Skip to main content
Premium Trial:

Request an Annual Quote

BioInform's Licensing Roundup: July and August's Software Deals


Takeda San Francisco has licensed Ariadne’s Pathway Studio software.

The biologics discovery arm of Takeda plans to use the software to support its therapeutics discovery for cancer, inflammatory disease, and metabolic disease.

ChemAxon said that the Broad Institute will license its platform, discovery toolkits, and desktop applications for institute-wide use.

Specifically, the Broad will use ChemAxon's technology, including the JChem toolkit, to support its small-molecule registration system and other aspects of its Chemical Biology Platform.

The Catholic Health Initiatives’ Institutes for Research and Innovation’s Center for Translational Research will use BioFortis's Labmatrix software as part of its personalized medicine research effort.

Labmatrix is a web-based software that lets users manage and integrate clinical, specimen, and molecular assay datasets and interface the data with other systems such as electronic medical records, genomic or proteomic databases, and laboratory information management systems.

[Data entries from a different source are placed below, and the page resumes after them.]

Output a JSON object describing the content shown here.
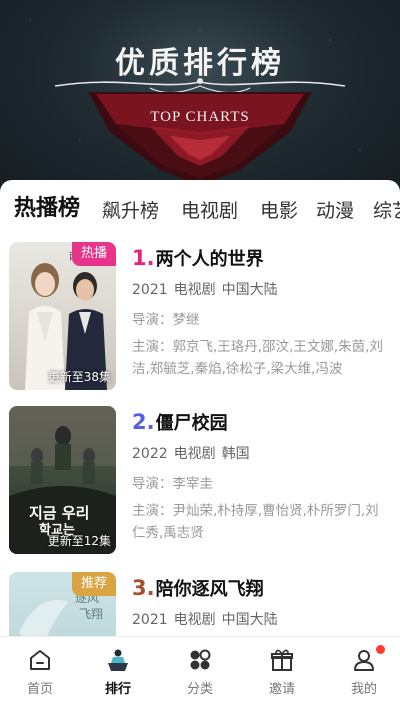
{
  "banner": {
    "title": "优质排行榜",
    "subtitle": "TOP CHARTS"
  },
  "tabs": [
    "热播榜",
    "飙升榜",
    "电视剧",
    "电影",
    "动漫",
    "综艺"
  ],
  "items": [
    {
      "rank": "1.",
      "rank_color": "#e6207c",
      "title": "两个人的世界",
      "year": "2021",
      "type": "电视剧",
      "region": "中国大陆",
      "director": "导演：梦继",
      "cast": "主演：郭京飞,王珞丹,邵汶,王文娜,朱茵,刘洁,郑毓芝,秦焰,徐松子,梁大维,冯波",
      "badge": "热播",
      "badge_color": "#e8338a",
      "episodes": "更新至38集"
    },
    {
      "rank": "2.",
      "rank_color": "#5a5ee6",
      "title": "僵尸校园",
      "year": "2022",
      "type": "电视剧",
      "region": "韩国",
      "director": "导演：李宰圭",
      "cast": "主演：尹灿荣,朴持厚,曹怡贤,朴所罗门,刘仁秀,禹志贤",
      "badge": "",
      "badge_color": "",
      "episodes": "更新至12集"
    },
    {
      "rank": "3.",
      "rank_color": "#a0522d",
      "title": "陪你逐风飞翔",
      "year": "2021",
      "type": "电视剧",
      "region": "中国大陆",
      "director": "",
      "cast": "",
      "badge": "推荐",
      "badge_color": "#d9a441",
      "episodes": ""
    }
  ],
  "nav": [
    {
      "label": "首页",
      "icon": "home-icon"
    },
    {
      "label": "排行",
      "icon": "rank-icon"
    },
    {
      "label": "分类",
      "icon": "category-icon"
    },
    {
      "label": "邀请",
      "icon": "gift-icon"
    },
    {
      "label": "我的",
      "icon": "profile-icon"
    }
  ]
}
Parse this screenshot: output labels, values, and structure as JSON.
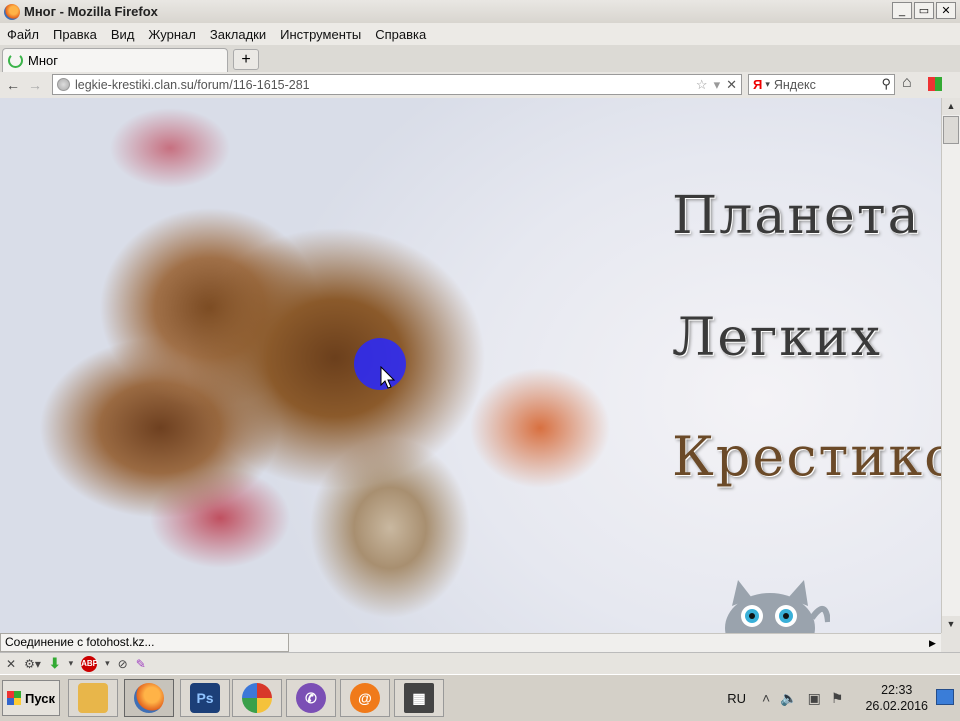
{
  "window": {
    "title": "Мног - Mozilla Firefox",
    "buttons": [
      "_",
      "▭",
      "✕"
    ]
  },
  "menu": {
    "items": [
      "Файл",
      "Правка",
      "Вид",
      "Журнал",
      "Закладки",
      "Инструменты",
      "Справка"
    ]
  },
  "tab": {
    "label": "Мног",
    "new_tab": "+"
  },
  "nav": {
    "back": "←",
    "forward": "→",
    "url_host": "legkie-krestiki.clan.su",
    "url_path": "/forum/116-1615-281",
    "search_engine": "Я",
    "search_placeholder": "Яндекс"
  },
  "page": {
    "line1": "Планета",
    "line2": "Легких",
    "line3": "Крестиков"
  },
  "status": {
    "text": "Соединение с fotohost.kz..."
  },
  "taskbar": {
    "start_label": "Пуск",
    "apps": [
      {
        "name": "explorer",
        "label": "",
        "color": "#e8b64a"
      },
      {
        "name": "firefox",
        "label": "",
        "color": "#e2631f"
      },
      {
        "name": "photoshop",
        "label": "Ps",
        "color": "#1c3f78"
      },
      {
        "name": "picasa",
        "label": "",
        "color": "#d8382a"
      },
      {
        "name": "viber",
        "label": "",
        "color": "#7b4fb5"
      },
      {
        "name": "mail",
        "label": "@",
        "color": "#f07a1a"
      },
      {
        "name": "video",
        "label": "",
        "color": "#444444"
      }
    ],
    "lang": "RU",
    "time": "22:33",
    "date": "26.02.2016"
  }
}
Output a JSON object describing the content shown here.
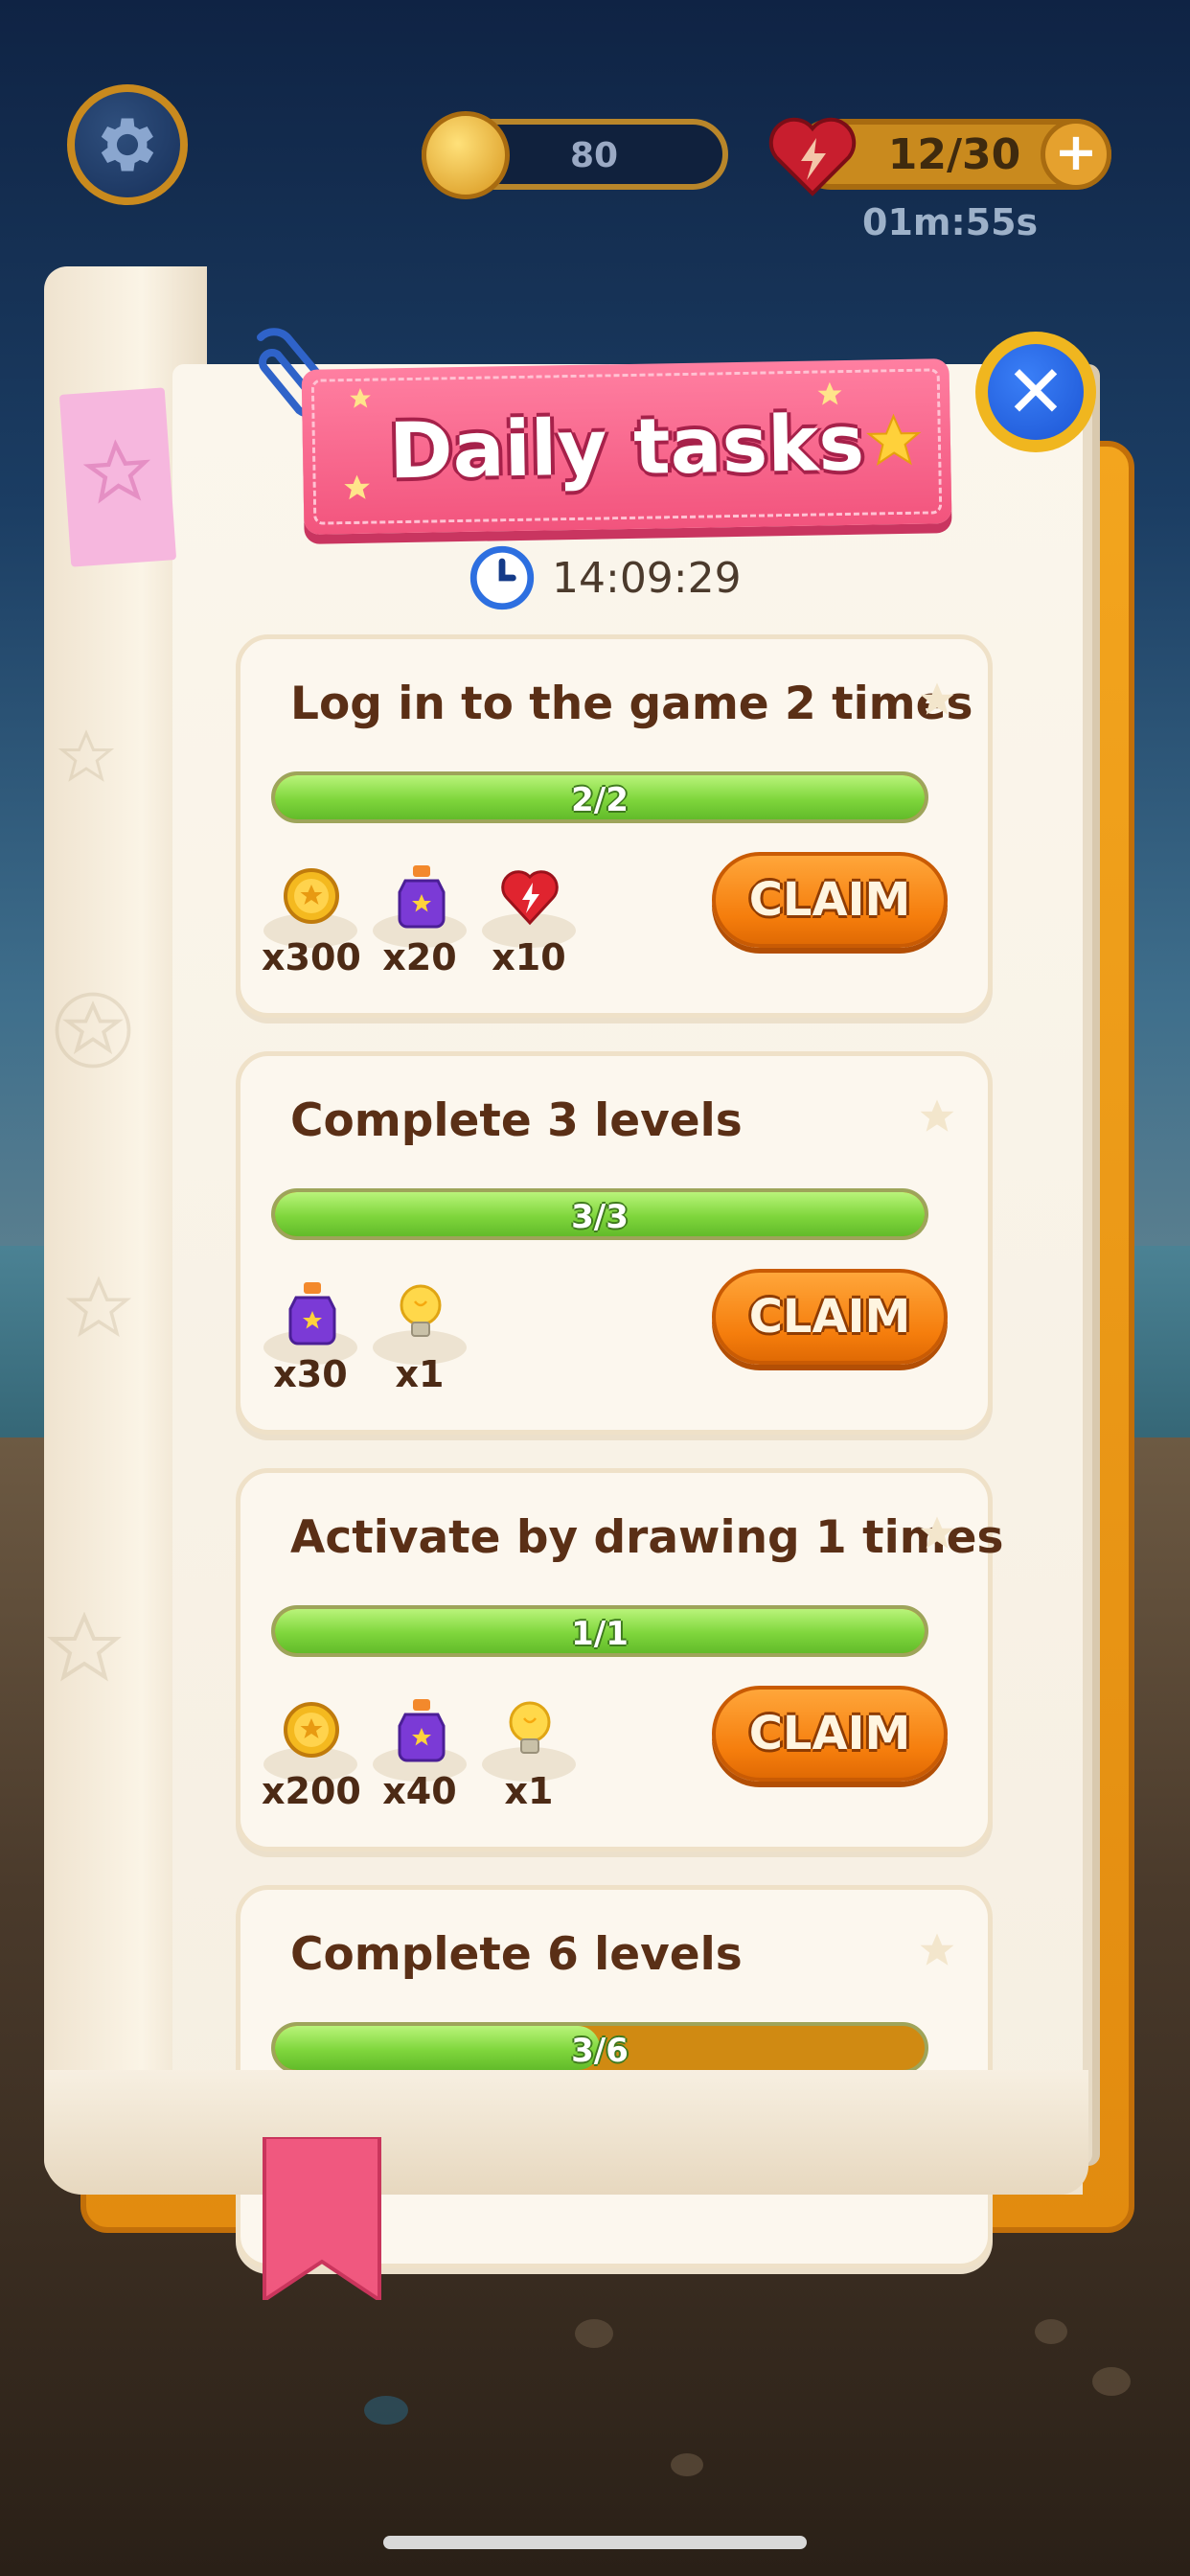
{
  "top_bar": {
    "coins": "80",
    "lives": "12/30",
    "life_timer": "01m:55s"
  },
  "header": {
    "title": "Daily tasks",
    "timer": "14:09:29"
  },
  "tasks": [
    {
      "title": "Log in to the game 2 times",
      "progress_text": "2/2",
      "progress": 1.0,
      "claim_label": "CLAIM",
      "rewards": [
        {
          "icon": "coin-icon",
          "count": "x300"
        },
        {
          "icon": "potion-icon",
          "count": "x20"
        },
        {
          "icon": "heart-bolt-icon",
          "count": "x10"
        }
      ]
    },
    {
      "title": "Complete 3 levels",
      "progress_text": "3/3",
      "progress": 1.0,
      "claim_label": "CLAIM",
      "rewards": [
        {
          "icon": "potion-icon",
          "count": "x30"
        },
        {
          "icon": "lightbulb-icon",
          "count": "x1"
        }
      ]
    },
    {
      "title": "Activate by drawing 1 times",
      "progress_text": "1/1",
      "progress": 1.0,
      "claim_label": "CLAIM",
      "rewards": [
        {
          "icon": "coin-icon",
          "count": "x200"
        },
        {
          "icon": "potion-icon",
          "count": "x40"
        },
        {
          "icon": "lightbulb-icon",
          "count": "x1"
        }
      ]
    },
    {
      "title": "Complete 6 levels",
      "progress_text": "3/6",
      "progress": 0.5
    }
  ],
  "colors": {
    "ribbon": "#f2547d",
    "claim": "#f57d0c",
    "progress_fill": "#7fd63c",
    "progress_empty": "#d08a12",
    "close_button": "#1c55d4"
  }
}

As part of the agreement, the partners plan to integrate the software with in-network hospitals’ electronic medical records systems.

The Scan

Genetic Risk Factors for Hypertension Can Help Identify Those at Risk for Cardiovascular Disease

Genetically predicted high blood pressure risk is also associated with increased cardiovascular disease risk, a new JAMA Cardiology study says.

Circulating Tumor DNA Linked to Post-Treatment Relapse in Breast Cancer

Post-treatment detection of circulating tumor DNA may identify breast cancer patients who are more likely to relapse, a new JCO Precision Oncology study finds.

Genetics Influence Level of Depression Tied to Trauma Exposure, Study Finds

Researchers examine the interplay of trauma, genetics, and major depressive disorder in JAMA Psychiatry.

UCLA Team Reports Cost-Effective Liquid Biopsy Approach for Cancer Detection

The researchers report in Nature Communications that their liquid biopsy approach has high specificity in detecting all- and early-stage cancers.